Dear Friends and Neighbors,
Last year, the Legislature was in regular session and three special sessions for nearly six-and-a-half months. So it is hard to believe that with only 30 days under our belts since the 2016 session began Jan. 11, today is the halfway point of the scheduled 60 day session.
In the past month, 917 bills have been introduced by the 98 members of the House. Add in another 1,100 measures carried forward from the 2015 session and you know why our daily schedule has been dominated by committee meetings to gather information about the proposed legislation.
Last Friday, Feb. 5 was the last day the 19 policy committees in the House of Representatives could hear newly-introduced bills. Today, Feb. 9 is the last day fiscal committees, including the House Transportation Committee, may hear bills that have financial impacts. This day is known as “cutoff.” After today, the full House will assemble to debate bills and take final action on those proposals that have won committee approval.
Hayes' bills survive cutoff
I'm pleased to report three of my bills have passed their respective committees and may soon be moved to the House floor for a vote:
Felony firearm offenders registry
House Bill 2410 would strengthen a law passed in 2013 that gave judges discretion of whether people convicted of certain gun offenses would have to register as firearm offenders.
Since the statute was put into place, around 1,200 offenders have been eligible to register for this. Unfortunately, only 86 offenders have been required by the judges to register as a firearm offender. Judges simply weren't using it as law enforcement agencies had hoped.
Under my bill, that discretion is removed for firearm offenses involving a minor child, sexual motivation, or a serious violent offense. Other firearm felony crimes would fall under the original law that gives the court discretion to order registration. This measure passed the House Public Safety Committee and is now awaiting further action in the House Rules Committee.
- Read my press release on the bill
- Listen to Northwest Public Radio's report on my bill.
- Watch my video report on this issue
Island County regional transportation planning authority
House Bill 2815 would give Island County the authority to form a Regional Transportation Planning Organization (RTPO) to prepare regional transportation plans, ensure local and regional coordination of transportation planning, and maintain a six-year regional transportation improvement plan. An RTPO receives state funding in support of its planning efforts.
Until last year, Island County had been in a 24-year RTPO partnership with Skagit County. But Skagit County voted to separate itself from that regional transportation agreement. Current law sets a threshold of 100,000 population for a single county to form an RTPO and Island County doesn't qualify, which means it cannot receive RTPO state funding.
Island County Commissioners asked me to author legislation to make the local county eligible to form its own RTPO. The bill passed yesterday from the House Transportation Committee.
Consolidating driver training under one agency
Two different sets of laws govern driver training schools and traffic safety education courses offered by some public schools in our state. The Department of Licensing oversees enforcement and administration of rules for driver training schools. The Office of the Superintendent of Public Instruction is responsible for the driver education courses through the public schools. This creates a problem of duplication, bureaucracy, unequal standards, and a system difficult to hold accountable.

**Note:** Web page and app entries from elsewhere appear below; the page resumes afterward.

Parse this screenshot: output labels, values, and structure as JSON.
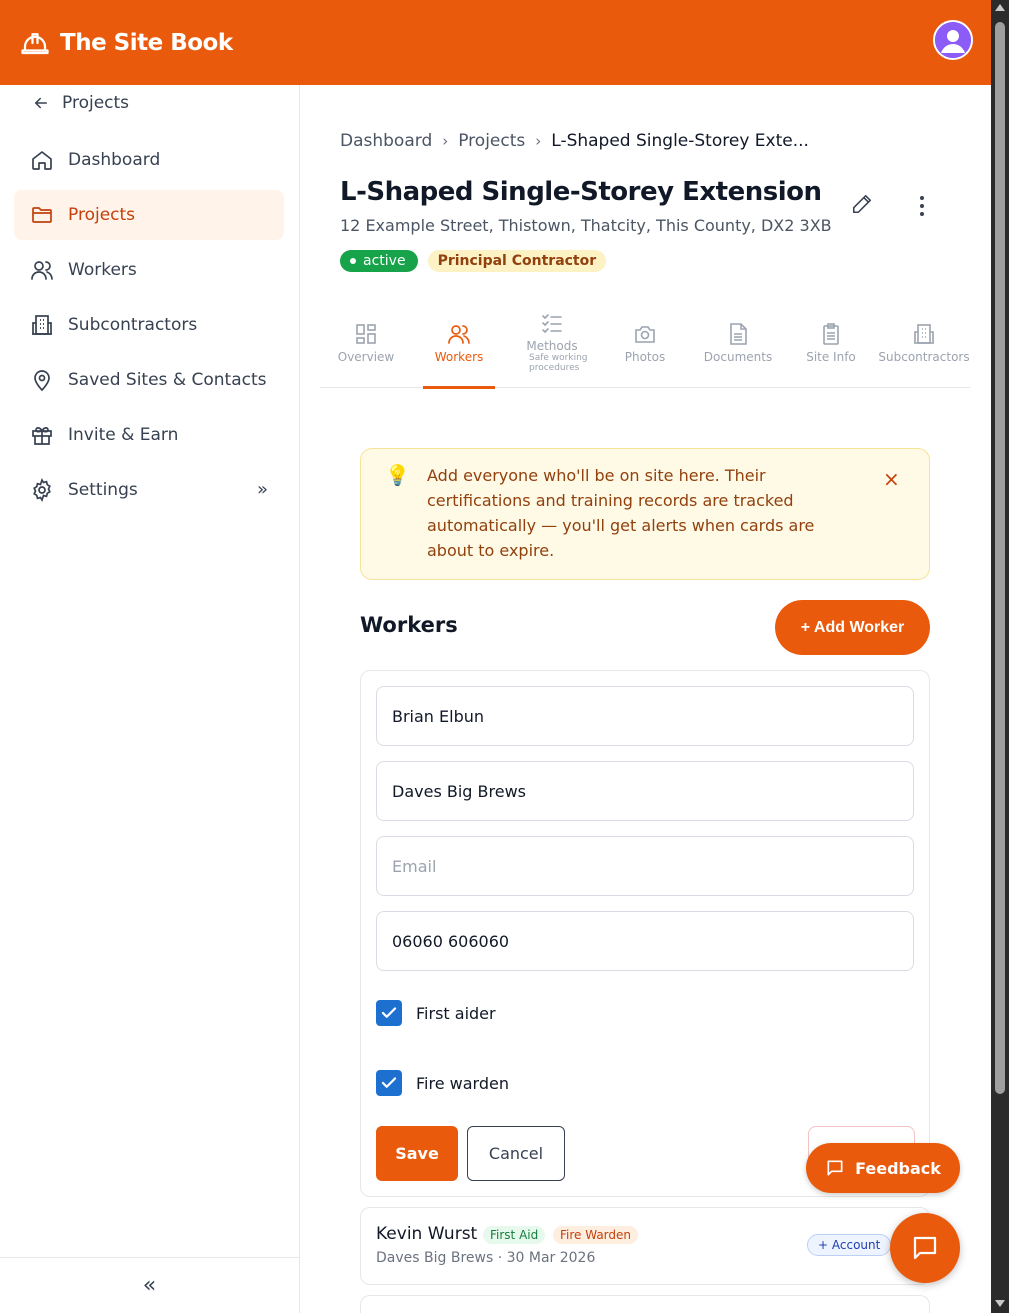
{
  "app": {
    "name": "The Site Book"
  },
  "colors": {
    "brand": "#ea5a0c",
    "active_badge": "#16a34a",
    "checkbox": "#1d6fd0"
  },
  "sidebar": {
    "back_label": "Projects",
    "items": [
      {
        "label": "Dashboard",
        "icon": "home-icon"
      },
      {
        "label": "Projects",
        "icon": "folder-icon",
        "active": true
      },
      {
        "label": "Workers",
        "icon": "users-icon"
      },
      {
        "label": "Subcontractors",
        "icon": "building-icon"
      },
      {
        "label": "Saved Sites & Contacts",
        "icon": "map-pin-icon"
      },
      {
        "label": "Invite & Earn",
        "icon": "gift-icon"
      },
      {
        "label": "Settings",
        "icon": "gear-icon"
      }
    ],
    "settings_chevron": "»",
    "collapse_label": "«"
  },
  "breadcrumb": [
    "Dashboard",
    "Projects",
    "L-Shaped Single-Storey Exte..."
  ],
  "project": {
    "title": "L-Shaped Single-Storey Extension",
    "address": "12 Example Street, Thistown, Thatcity, This County, DX2 3XB",
    "status": "active",
    "role": "Principal Contractor"
  },
  "tabs": [
    {
      "label": "Overview",
      "icon": "grid-icon"
    },
    {
      "label": "Workers",
      "icon": "users-icon",
      "active": true
    },
    {
      "label": "Methods",
      "sub": "Safe working procedures",
      "icon": "checklist-icon"
    },
    {
      "label": "Photos",
      "icon": "camera-icon"
    },
    {
      "label": "Documents",
      "icon": "document-icon"
    },
    {
      "label": "Site Info",
      "icon": "clipboard-icon"
    },
    {
      "label": "Subcontractors",
      "icon": "building-icon"
    }
  ],
  "tip": {
    "text": "Add everyone who'll be on site here. Their certifications and training records are tracked automatically — you'll get alerts when cards are about to expire.",
    "icon": "lightbulb-icon",
    "close": "×"
  },
  "workers_section": {
    "title": "Workers",
    "add_button": "+ Add Worker"
  },
  "form": {
    "name_value": "Brian Elbun",
    "company_value": "Daves Big Brews",
    "email_value": "",
    "email_placeholder": "Email",
    "phone_value": "06060 606060",
    "first_aider_label": "First aider",
    "fire_warden_label": "Fire warden",
    "save_label": "Save",
    "cancel_label": "Cancel"
  },
  "worker_list": [
    {
      "name": "Kevin Wurst",
      "tags": [
        "First Aid",
        "Fire Warden"
      ],
      "sub": "Daves Big Brews · 30 Mar 2026",
      "account_label": "+ Account"
    }
  ],
  "feedback": {
    "label": "Feedback"
  }
}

Bad bill stopped; JROTC programs preserved
Being an effective legislator is not best measured by how many bills get passed. It's also being effective at stopping bad legislation. An example is House Bill 2664.
This measure was proposed to prevent students from waiving, substituting or exempting physical education classes in favor of other electives, except for disability or religious belief. However, it would have forced students in high schools throughout the state to drop the Junior Reserve Officer Training Corps (JROTC) program.

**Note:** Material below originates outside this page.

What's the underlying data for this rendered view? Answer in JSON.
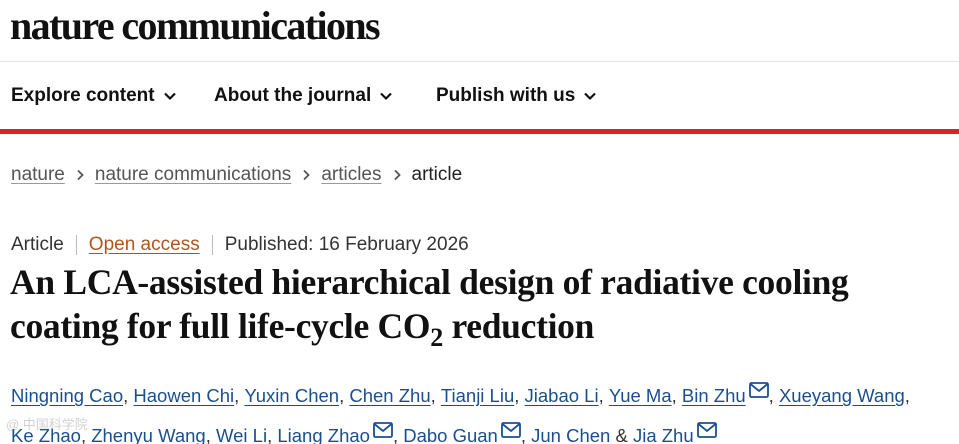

When I heard about this measure, I notified Oak Harbor High School, which operates one of the most successful JROTC programs in the state. Last Tuesday, Oak Harbor High School staff and JROTC students came to Olympia to testify against the bill.

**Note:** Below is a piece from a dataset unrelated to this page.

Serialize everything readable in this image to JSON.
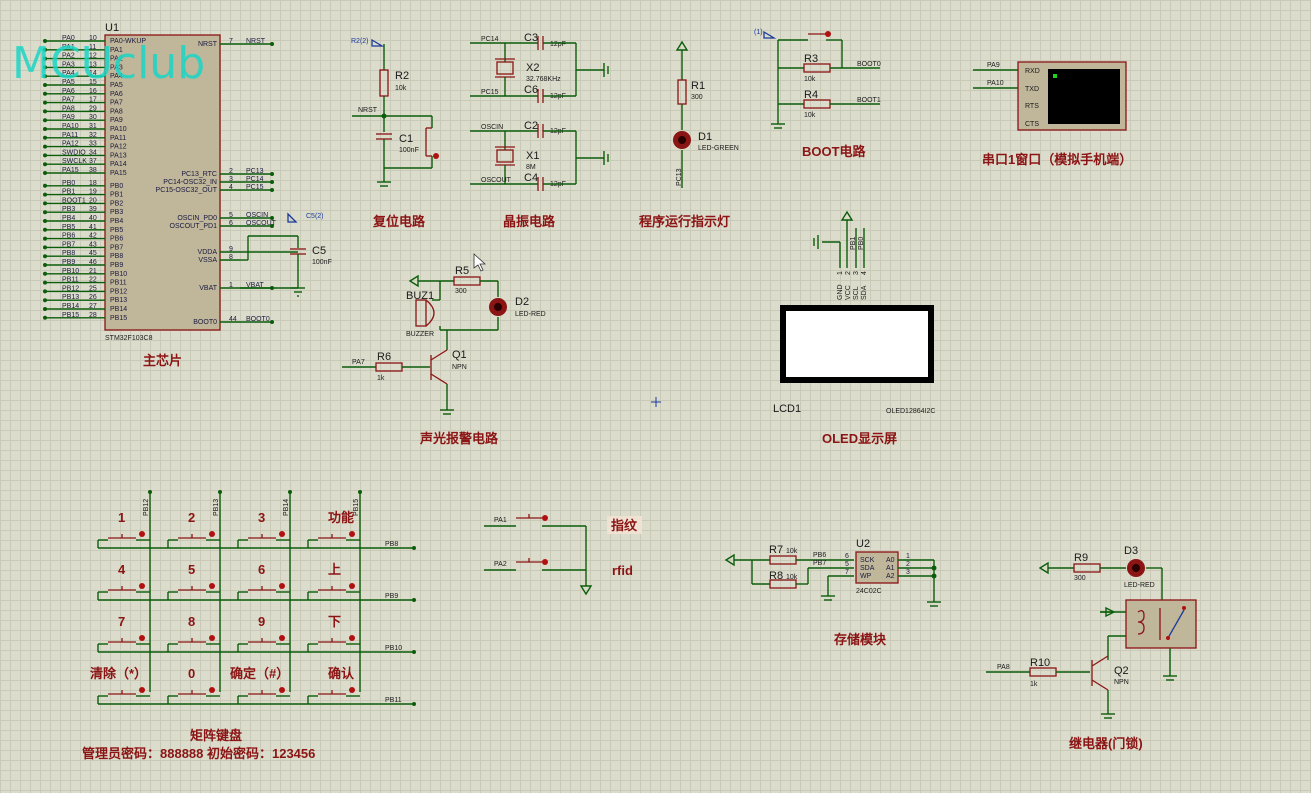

“If a PE credit is required, it will prevent a student from being able to take a Junior ROTC course. One hundred cadets are required to have a JROTC program. With so many students being required to take a PE class instead, many JROTC programs would die, taking that opportunity away from everyone,” said Jared Hunt, a senior at Oak Harbor High School, who asked the committee to reject the bill.
JROTC students and student athletes typically get more instruction on healthy life skills and more physical activity than they would otherwise get in a PE class. While this may have been a well-intentioned bill, it would have had terrible consequences. I applaud our local students for their impassioned testimony, which helped to stop advancement of this bill from the House Education Committee.
Mark your calendar for a telephone town hall meeting
I invite you to join me Thursday evening, Feb. 18, 6 p.m. – 7 p.m. for a telephone town hall meeting. During the hour, I will provide an update on the legislative session and take your questions.
Here's how to participate. Between 6 p.m. and 7 p.m., call (360) 553-3090. Stay on the line and you'll be connected to my event. Any time you have a question, press the * (STAR) key on your telephone keypad.
For more information about my telephone town hall or any inquiries about the materials in my e-newsletter update to you, please contact my office. You'll see my contact information below.
Thank you for allowing me the honor to serve you!